The idea turned out to be the easy part. Finding the right formula was a little more challenging.
Foster and Scotti MacDonald, another partner, said the current formula took 48 tries, and some of the first 47 attempts were downright disgusting.
"Definitely the first few times we had our heave bucket close by," MacDonald said. "It was pretty bad, and you know, greasy."
"But once we got it down and honed in on where the real secret was in making this, it was fun and games after that," she said.
Vodka is the highest selling spirits category in the country, and in the last five or six years, flavored vodkas have been taking off, said Danielle Eddy, spokeswoman for the Distilled Spirits Council of the United States.
Fruit flavors were first, followed by vegetables and herbs -- even a Russian garlic vodka.
"In the past few months, Bakon Vodka came out on the market.

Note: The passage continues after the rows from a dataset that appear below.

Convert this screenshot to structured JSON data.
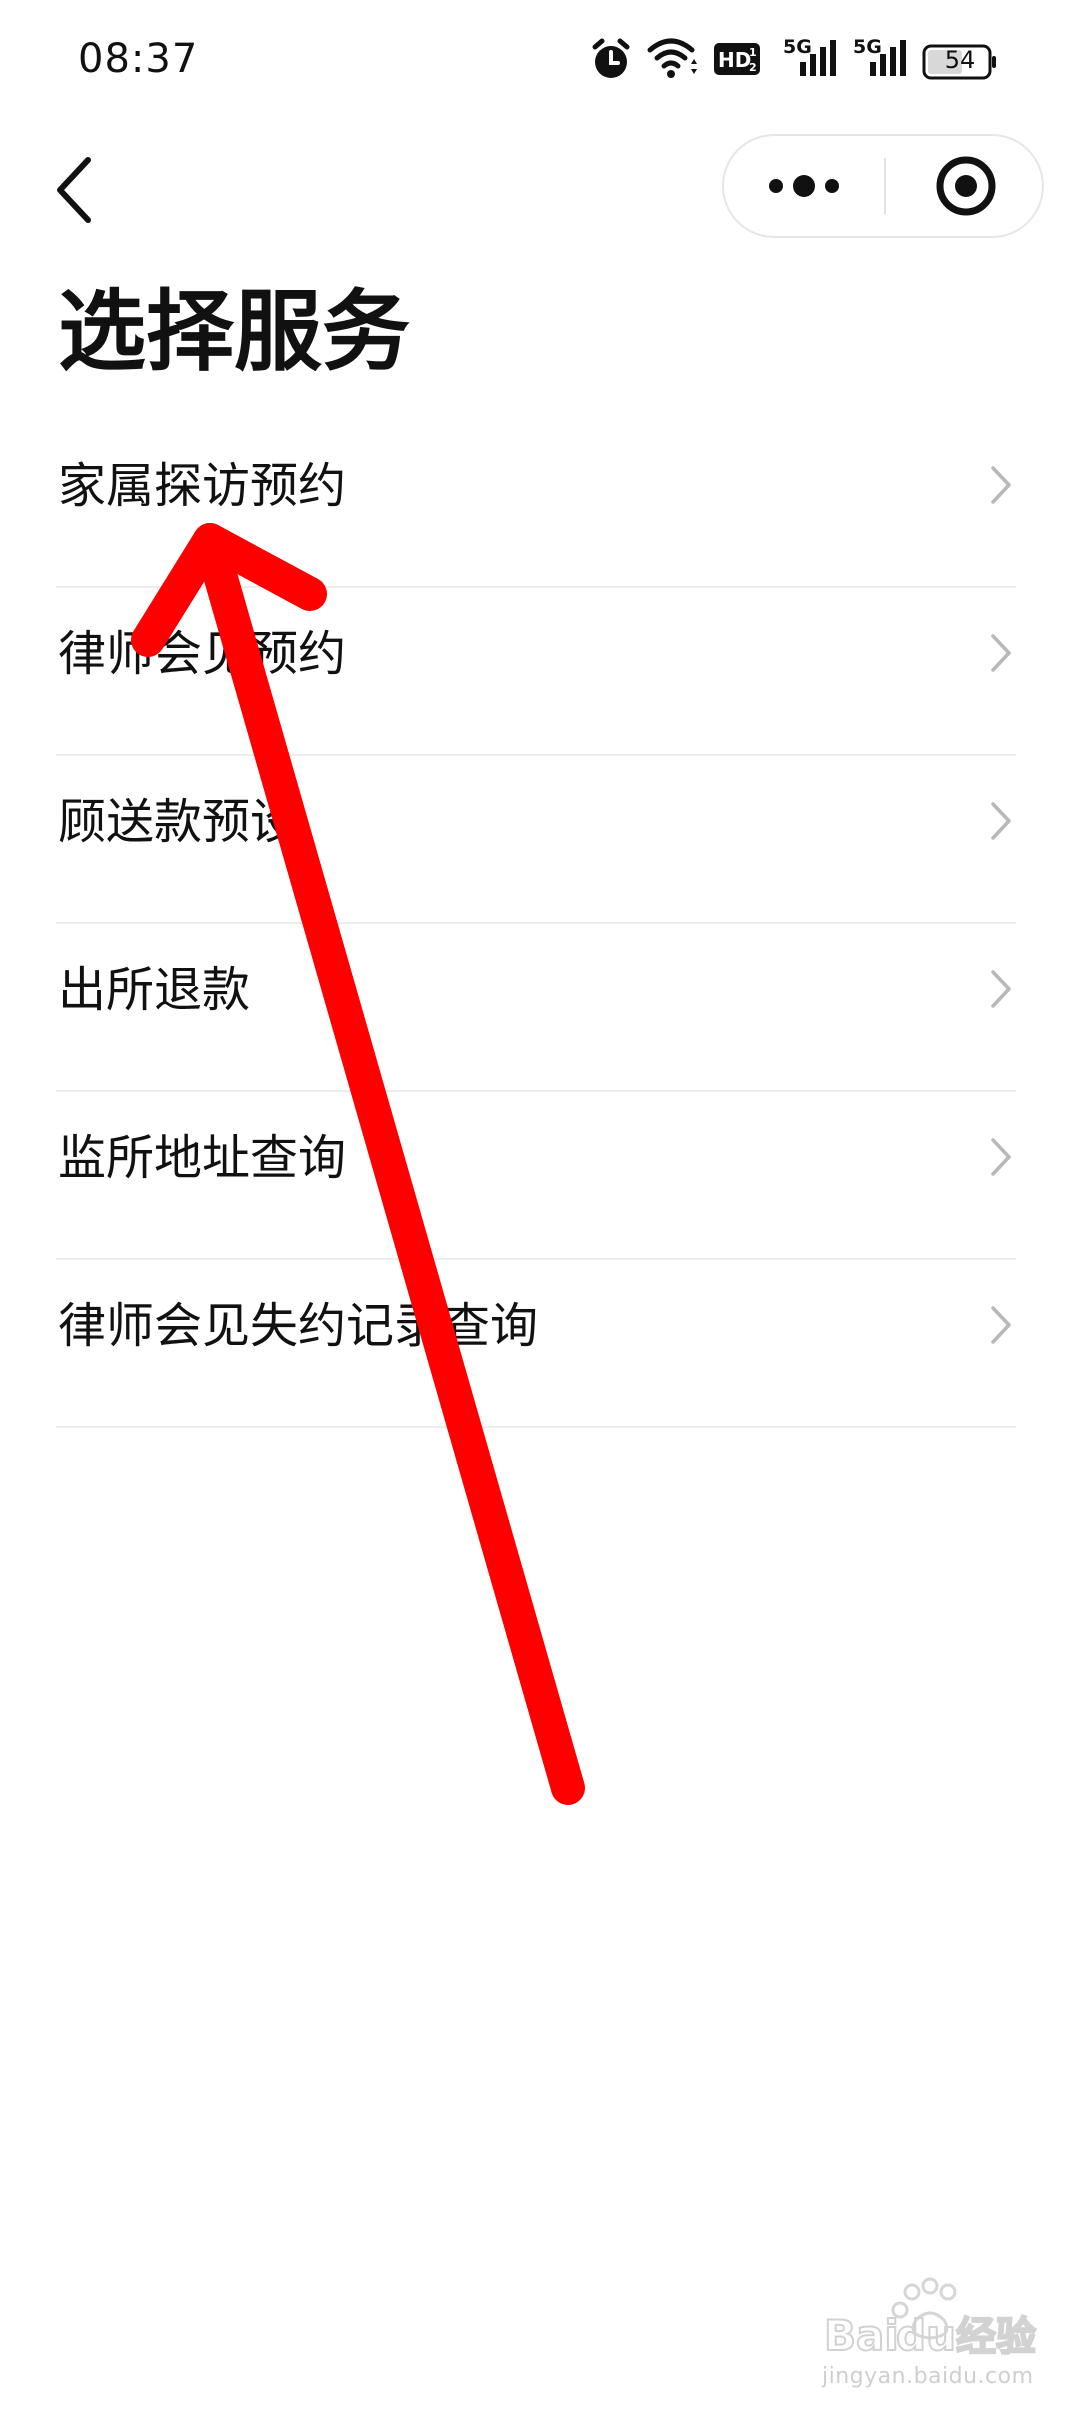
{
  "status_bar": {
    "time": "08:37",
    "signal_1_label": "5G",
    "signal_2_label": "5G",
    "battery_level": "54",
    "icons": [
      "alarm-icon",
      "wifi-icon",
      "hd-icon",
      "signal-icon",
      "signal-icon",
      "battery-icon"
    ]
  },
  "nav": {
    "back_icon": "chevron-left-icon",
    "more_icon": "more-dots-icon",
    "close_icon": "record-circle-icon"
  },
  "page": {
    "title": "选择服务"
  },
  "services": [
    {
      "label": "家属探访预约"
    },
    {
      "label": "律师会见预约"
    },
    {
      "label": "顾送款预设"
    },
    {
      "label": "出所退款"
    },
    {
      "label": "监所地址查询"
    },
    {
      "label": "律师会见失约记录查询"
    }
  ],
  "annotation": {
    "color": "#ff0000",
    "icon": "red-arrow"
  },
  "watermark": {
    "url": "jingyan.baidu.com"
  },
  "colors": {
    "background": "#ffffff",
    "divider": "#ededed",
    "chevron": "#b8b8b8",
    "text": "#111111"
  }
}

However, smoked salmon vodka is the most unique that we've heard of," Eddy said by cell phone from Scotland, where she was attending an industry event.
"Bacon does lend a nice umami flavor, it's that richness," she said. "Smoked salmon is going to add that same type of richness, but from a lighter perspective."
The five-year-old Alaska Distillery uses all Alaska products when it can: grain from Delta Junction, potatoes from the Matanuska-Susitna valley, glacier ice from Prince William Sound, and now salmon caught in the Gulf of Alaska.
The key to the newest vodka's flavor is how they smoke the salmon, and that's a trade secret.
Once the fish is smoked, the skin is removed and employees masticate the fillets. The chunks are placed into a large vat, where highly concentrated ethanol is mixed in.
From that stew is pulled the flavor, rich color and essence of the salmon.
"From there, we strain it out, and we take the fluid, which now is very concentrated smoked salmon essence, and we add that to our vodka. We do a cold infusion process, we filter it a couple more times, and out the door it goes," Foster said.
There's growing demand for the smoked salmon vodka beyond Alaska. The first shipment was sent to Texas on June 16, and it's expected to be on the shelves in California within a month. Alaska Distillery also will make a pitch before the Washington State Liquor Control Board, and Foster hopes to have the product available there soon.
For those wanting a meatier drink, Black Rock Spirits partner Sven Liden said Bakon Vodka will be available in Alaska and 19 other states within a month.
"There's definitely an interest, and I think something missing in the market," he said.
Both vodkas have found uses beyond their intended use in a Bloody Mary.
"It's good for all of us because it takes it out of the stage of a novelty, and especially when you see these flavors in cocktail lounges, it's not just something weird to do," Liden said.
The bacon infused vodka has found versatile uses, from being used in cream-based drinks with chocolate to a drink called a Luau, a mixture of vodka, pineapple juice and a dash of butterscotch.
At the Bear Tooth Grill in Anchorage, chefs used the local vodka for a cream sauce served over salmon and pasta.
Besides chipotle Bloody Marys, bartender Ken Ryther has served it straight and one of his fisherman customers had back-to-back martinis with the salmon vodka.
"In Alaska, we eat a lot of salmon, it's part of our diet," Ryther said.
"Either you eat the piece or you drink it. One's going to give you a buzz, one's going to fill your belly."